PROBLEM STATEMENT ▸ Retype all of the data. Every line must match exactly.

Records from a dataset

========================================

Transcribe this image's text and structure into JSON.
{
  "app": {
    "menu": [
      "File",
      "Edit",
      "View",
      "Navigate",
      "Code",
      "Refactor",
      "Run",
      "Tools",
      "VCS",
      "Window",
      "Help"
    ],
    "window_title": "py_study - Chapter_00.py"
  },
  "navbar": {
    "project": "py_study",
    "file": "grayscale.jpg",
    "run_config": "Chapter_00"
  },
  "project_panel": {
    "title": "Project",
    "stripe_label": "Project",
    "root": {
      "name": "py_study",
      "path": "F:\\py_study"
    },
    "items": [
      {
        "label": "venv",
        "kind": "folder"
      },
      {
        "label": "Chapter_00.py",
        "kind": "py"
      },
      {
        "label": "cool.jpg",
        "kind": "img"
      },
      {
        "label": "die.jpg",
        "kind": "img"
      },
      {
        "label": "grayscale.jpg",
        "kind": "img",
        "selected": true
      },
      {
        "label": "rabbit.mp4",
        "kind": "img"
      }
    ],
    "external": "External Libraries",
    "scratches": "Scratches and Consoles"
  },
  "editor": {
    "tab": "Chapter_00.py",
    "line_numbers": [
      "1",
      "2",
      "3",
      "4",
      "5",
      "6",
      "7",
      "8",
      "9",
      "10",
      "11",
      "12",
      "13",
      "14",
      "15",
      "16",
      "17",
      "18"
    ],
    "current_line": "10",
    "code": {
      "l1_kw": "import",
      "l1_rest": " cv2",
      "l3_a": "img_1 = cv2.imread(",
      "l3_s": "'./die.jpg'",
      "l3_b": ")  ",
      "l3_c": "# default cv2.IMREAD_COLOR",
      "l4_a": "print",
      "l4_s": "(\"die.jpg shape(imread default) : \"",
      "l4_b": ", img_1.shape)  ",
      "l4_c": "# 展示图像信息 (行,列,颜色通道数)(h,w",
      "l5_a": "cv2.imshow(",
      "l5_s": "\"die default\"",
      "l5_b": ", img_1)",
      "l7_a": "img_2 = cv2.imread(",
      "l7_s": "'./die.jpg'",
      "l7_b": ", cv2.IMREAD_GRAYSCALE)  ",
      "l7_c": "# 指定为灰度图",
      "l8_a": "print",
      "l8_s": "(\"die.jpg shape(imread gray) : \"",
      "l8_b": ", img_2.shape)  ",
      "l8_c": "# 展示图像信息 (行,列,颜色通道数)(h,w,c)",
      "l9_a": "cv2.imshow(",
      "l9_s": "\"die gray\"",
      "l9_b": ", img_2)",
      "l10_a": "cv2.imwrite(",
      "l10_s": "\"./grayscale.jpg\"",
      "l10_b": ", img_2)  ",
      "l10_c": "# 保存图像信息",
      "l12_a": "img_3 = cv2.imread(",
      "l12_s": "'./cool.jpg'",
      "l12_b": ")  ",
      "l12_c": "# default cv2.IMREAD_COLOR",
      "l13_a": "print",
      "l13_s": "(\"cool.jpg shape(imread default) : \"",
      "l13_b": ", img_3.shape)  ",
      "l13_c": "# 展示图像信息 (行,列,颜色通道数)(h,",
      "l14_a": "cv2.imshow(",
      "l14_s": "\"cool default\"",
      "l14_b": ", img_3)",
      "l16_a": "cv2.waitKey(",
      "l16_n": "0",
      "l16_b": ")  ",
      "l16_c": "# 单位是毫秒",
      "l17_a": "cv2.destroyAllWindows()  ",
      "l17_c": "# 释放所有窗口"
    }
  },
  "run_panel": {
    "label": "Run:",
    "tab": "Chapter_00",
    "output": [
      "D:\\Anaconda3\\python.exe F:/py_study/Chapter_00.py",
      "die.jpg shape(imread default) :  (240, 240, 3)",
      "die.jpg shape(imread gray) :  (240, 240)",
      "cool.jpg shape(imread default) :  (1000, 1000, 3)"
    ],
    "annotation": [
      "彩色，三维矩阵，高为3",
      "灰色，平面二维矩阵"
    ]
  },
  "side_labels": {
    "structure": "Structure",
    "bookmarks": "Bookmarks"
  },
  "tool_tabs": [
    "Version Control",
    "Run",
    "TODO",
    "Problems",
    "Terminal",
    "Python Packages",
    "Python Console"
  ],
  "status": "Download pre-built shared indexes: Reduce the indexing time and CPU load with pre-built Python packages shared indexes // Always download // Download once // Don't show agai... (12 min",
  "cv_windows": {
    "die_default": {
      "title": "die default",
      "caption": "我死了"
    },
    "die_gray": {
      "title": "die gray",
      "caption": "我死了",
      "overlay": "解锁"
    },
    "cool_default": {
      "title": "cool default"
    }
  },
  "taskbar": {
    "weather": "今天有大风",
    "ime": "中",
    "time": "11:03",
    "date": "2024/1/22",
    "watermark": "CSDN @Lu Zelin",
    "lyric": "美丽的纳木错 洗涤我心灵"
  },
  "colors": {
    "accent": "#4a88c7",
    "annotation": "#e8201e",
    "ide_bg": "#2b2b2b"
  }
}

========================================

SOLUTION TO THE EXERCISE ▸
Transcribe this image's text and structure into JSON.
{
  "app": {
    "menu": [
      "File",
      "Edit",
      "View",
      "Navigate",
      "Code",
      "Refactor",
      "Run",
      "Tools",
      "VCS",
      "Window",
      "Help"
    ],
    "window_title": "py_study - Chapter_00.py"
  },
  "navbar": {
    "project": "py_study",
    "file": "grayscale.jpg",
    "run_config": "Chapter_00"
  },
  "project_panel": {
    "title": "Project",
    "stripe_label": "Project",
    "root": {
      "name": "py_study",
      "path": "F:\\py_study"
    },
    "items": [
      {
        "label": "venv",
        "kind": "folder"
      },
      {
        "label": "Chapter_00.py",
        "kind": "py"
      },
      {
        "label": "cool.jpg",
        "kind": "img"
      },
      {
        "label": "die.jpg",
        "kind": "img"
      },
      {
        "label": "grayscale.jpg",
        "kind": "img",
        "selected": true
      },
      {
        "label": "rabbit.mp4",
        "kind": "img"
      }
    ],
    "external": "External Libraries",
    "scratches": "Scratches and Consoles"
  },
  "editor": {
    "tab": "Chapter_00.py",
    "line_numbers": [
      "1",
      "2",
      "3",
      "4",
      "5",
      "6",
      "7",
      "8",
      "9",
      "10",
      "11",
      "12",
      "13",
      "14",
      "15",
      "16",
      "17",
      "18"
    ],
    "current_line": "10",
    "code": {
      "l1_kw": "import",
      "l1_rest": " cv2",
      "l3_a": "img_1 = cv2.imread(",
      "l3_s": "'./die.jpg'",
      "l3_b": ")  ",
      "l3_c": "# default cv2.IMREAD_COLOR",
      "l4_a": "print",
      "l4_s": "(\"die.jpg shape(imread default) : \"",
      "l4_b": ", img_1.shape)  ",
      "l4_c": "# 展示图像信息 (行,列,颜色通道数)(h,w",
      "l5_a": "cv2.imshow(",
      "l5_s": "\"die default\"",
      "l5_b": ", img_1)",
      "l7_a": "img_2 = cv2.imread(",
      "l7_s": "'./die.jpg'",
      "l7_b": ", cv2.IMREAD_GRAYSCALE)  ",
      "l7_c": "# 指定为灰度图",
      "l8_a": "print",
      "l8_s": "(\"die.jpg shape(imread gray) : \"",
      "l8_b": ", img_2.shape)  ",
      "l8_c": "# 展示图像信息 (行,列,颜色通道数)(h,w,c)",
      "l9_a": "cv2.imshow(",
      "l9_s": "\"die gray\"",
      "l9_b": ", img_2)",
      "l10_a": "cv2.imwrite(",
      "l10_s": "\"./grayscale.jpg\"",
      "l10_b": ", img_2)  ",
      "l10_c": "# 保存图像信息",
      "l12_a": "img_3 = cv2.imread(",
      "l12_s": "'./cool.jpg'",
      "l12_b": ")  ",
      "l12_c": "# default cv2.IMREAD_COLOR",
      "l13_a": "print",
      "l13_s": "(\"cool.jpg shape(imread default) : \"",
      "l13_b": ", img_3.shape)  ",
      "l13_c": "# 展示图像信息 (行,列,颜色通道数)(h,",
      "l14_a": "cv2.imshow(",
      "l14_s": "\"cool default\"",
      "l14_b": ", img_3)",
      "l16_a": "cv2.waitKey(",
      "l16_n": "0",
      "l16_b": ")  ",
      "l16_c": "# 单位是毫秒",
      "l17_a": "cv2.destroyAllWindows()  ",
      "l17_c": "# 释放所有窗口"
    }
  },
  "run_panel": {
    "label": "Run:",
    "tab": "Chapter_00",
    "output": [
      "D:\\Anaconda3\\python.exe F:/py_study/Chapter_00.py",
      "die.jpg shape(imread default) :  (240, 240, 3)",
      "die.jpg shape(imread gray) :  (240, 240)",
      "cool.jpg shape(imread default) :  (1000, 1000, 3)"
    ],
    "annotation": [
      "彩色，三维矩阵，高为3",
      "灰色，平面二维矩阵"
    ]
  },
  "side_labels": {
    "structure": "Structure",
    "bookmarks": "Bookmarks"
  },
  "tool_tabs": [
    "Version Control",
    "Run",
    "TODO",
    "Problems",
    "Terminal",
    "Python Packages",
    "Python Console"
  ],
  "status": "Download pre-built shared indexes: Reduce the indexing time and CPU load with pre-built Python packages shared indexes // Always download // Download once // Don't show agai... (12 min",
  "cv_windows": {
    "die_default": {
      "title": "die default",
      "caption": "我死了"
    },
    "die_gray": {
      "title": "die gray",
      "caption": "我死了",
      "overlay": "解锁"
    },
    "cool_default": {
      "title": "cool default"
    }
  },
  "taskbar": {
    "weather": "今天有大风",
    "ime": "中",
    "time": "11:03",
    "date": "2024/1/22",
    "watermark": "CSDN @Lu Zelin",
    "lyric": "美丽的纳木错 洗涤我心灵"
  },
  "colors": {
    "accent": "#4a88c7",
    "annotation": "#e8201e",
    "ide_bg": "#2b2b2b"
  }
}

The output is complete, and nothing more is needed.